“The Vermont State Police’s priority remains focused on occupant protection, preventing impaired driving, and speed enforcement,” said Vermont State Police Commander of Safety Programs Lt. John Flannigan. “Although Vermont’s safety belt compliance rate is estimated at 89.8 percent, about 69 percent of those killed in traffic collisions so far this year were not properly restrained.”
The National Highway Traffic Safety Association (NHTSA) estimates that proper seat belt use reduces the risk of fatal injury to front-seat passengers by 45 percent, and the risk of moderate to serious injury by 50 percent.
The Vermont State Police also will have zero tolerance on those who make the reckless decision to drive under the influence of alcohol or drugs. More than 53 percent of all highway fatalities this year involved substance impairment. “Driving under the influence is entirely preventable,” Lt. Flannigan added. “Think smart and plan a designated driver or alternate transportation beforehand. Let’s make this a safe holiday for everyone.”
Concord, NH – The NH Department of Health and Human Services (DHHS) encourages New Hampshire residents to join people across the country in quitting tobacco on November 15, 2018, during the American Cancer Society’s Great American Smokeout.
Tobacco use is the single largest preventable cause of disease and death in the United States. As part of its goal to improve public health and protect future generations from the risks of tobacco use, the US Food and Drug Administration (FDA) extended its authority to cover all tobacco products. The FDA currently covers: cigarettes, cigars, dissolvables, hookah tobacco, nicotine gels, pipe tobacco, roll-your-own tobacco, smokeless tobacco products (dip, snuff, snus, and chewing tobacco), vapes, e-cigs, hookah pens, and other electronic nicotine delivery systems.
“In New Hampshire, approximately 15.6% of adults smoke cigarettes. The most important thing smokers can do to improve their health is to quit smoking cigarettes and any type of tobacco use,” said Lisa Morris, Director of the DHHS Division of Public Health Services. “The Great American Smokeout is a perfect time to make a quit plan with a specially trained and confidential Quit Coach at QuitNow-NH.”
Evidence shows that quitting tobacco is a process that starts with a reason to quit followed by a plan to get support. To increase your chances of successfully quitting, call 1-800-QUIT-NOW or log into www.QuitNowNH.org to enroll in the free Quit Coach Program that provides free nicotine replacement patches, lozenges and gum.

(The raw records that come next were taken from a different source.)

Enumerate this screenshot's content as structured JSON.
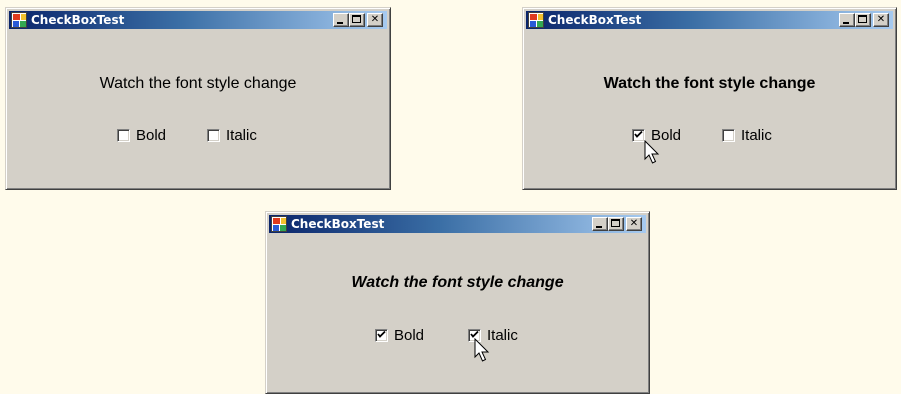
{
  "colors": {
    "background": "#fffbeb",
    "window": "#d4d0c8",
    "title_start": "#0a246a",
    "title_end": "#a6caf0"
  },
  "windows": [
    {
      "title": "CheckBoxTest",
      "label": "Watch the font style change",
      "bold": {
        "label": "Bold",
        "checked": false
      },
      "italic": {
        "label": "Italic",
        "checked": false
      }
    },
    {
      "title": "CheckBoxTest",
      "label": "Watch the font style change",
      "bold": {
        "label": "Bold",
        "checked": true
      },
      "italic": {
        "label": "Italic",
        "checked": false
      }
    },
    {
      "title": "CheckBoxTest",
      "label": "Watch the font style change",
      "bold": {
        "label": "Bold",
        "checked": true
      },
      "italic": {
        "label": "Italic",
        "checked": true
      }
    }
  ],
  "icons": {
    "app": "app-icon",
    "minimize": "minimize-icon",
    "maximize": "maximize-icon",
    "close": "close-icon",
    "check": "checkmark-icon",
    "cursor": "mouse-pointer-icon"
  }
}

Lebanon NH – On October 15, 2018, it was reported to the Lebanon Police Department that a cell phone was stolen from a vehicle in the Walgreens parking lot. A suspect was identified during the investigation, shown on the surveillance photos below.

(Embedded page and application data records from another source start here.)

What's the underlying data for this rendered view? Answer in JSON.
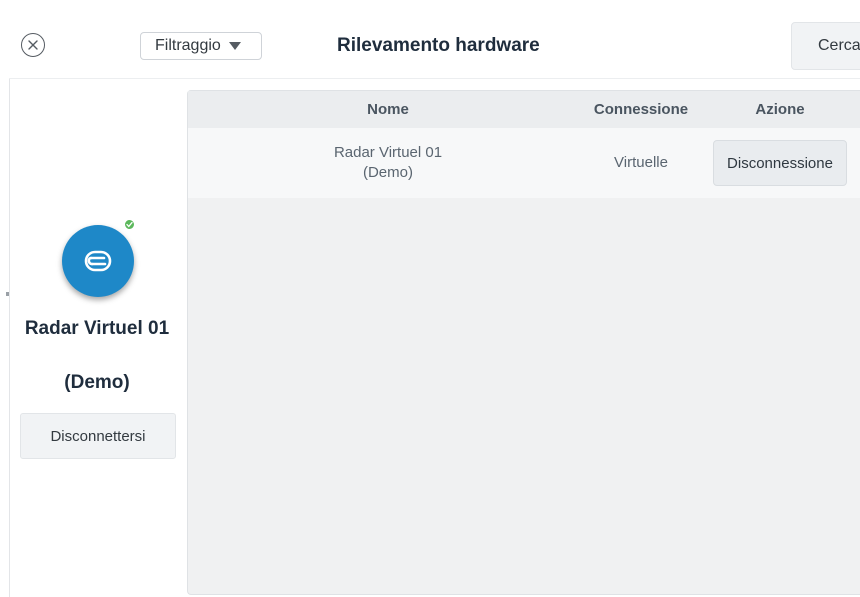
{
  "header": {
    "title": "Rilevamento hardware",
    "filter_label": "Filtraggio",
    "search_label": "Cerca"
  },
  "device": {
    "name_line1": "Radar Virtuel 01",
    "name_line2": "(Demo)",
    "status": "connected",
    "disconnect_label": "Disconnettersi"
  },
  "table": {
    "columns": [
      "Nome",
      "Connessione",
      "Azione"
    ],
    "rows": [
      {
        "name_line1": "Radar Virtuel 01",
        "name_line2": "(Demo)",
        "connection": "Virtuelle",
        "action": "Disconnessione"
      }
    ]
  },
  "icons": {
    "close": "close-icon",
    "caret": "chevron-down-icon",
    "device": "radar-logo-icon",
    "status": "check-icon"
  },
  "colors": {
    "accent": "#1e88c8",
    "status_ok": "#5cb85c"
  }
}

The Police Department is asking anyone who may have information about the identity of this subject to call Lebanon Police Officer Zachary Lawrence at 603-448-1212. Information can also be submitted anonymously to our Tip Line, 603-448-CLUE, or online at LebanonNH.gov/CLUE.
Sharon VT – On 11/13/18 at approximately 0657 hrs, Troopers from the Vermont State Police -Royalton Barracks responded to a reported two car collision involving a 2005 Toyota and an International box truck on Vermont Route 14 in the Town of Sharon. The passenger the Toyota , 25 year old Alisha Boice of White River Junction had to be extricated from the vehicle and transported to Dartmouth Hitchcock Medical Center. Boice was later pronounced deceased at the hospital. Troopers are currently investigating the crash. Poor weather and road conditions were contributing factors in the crash.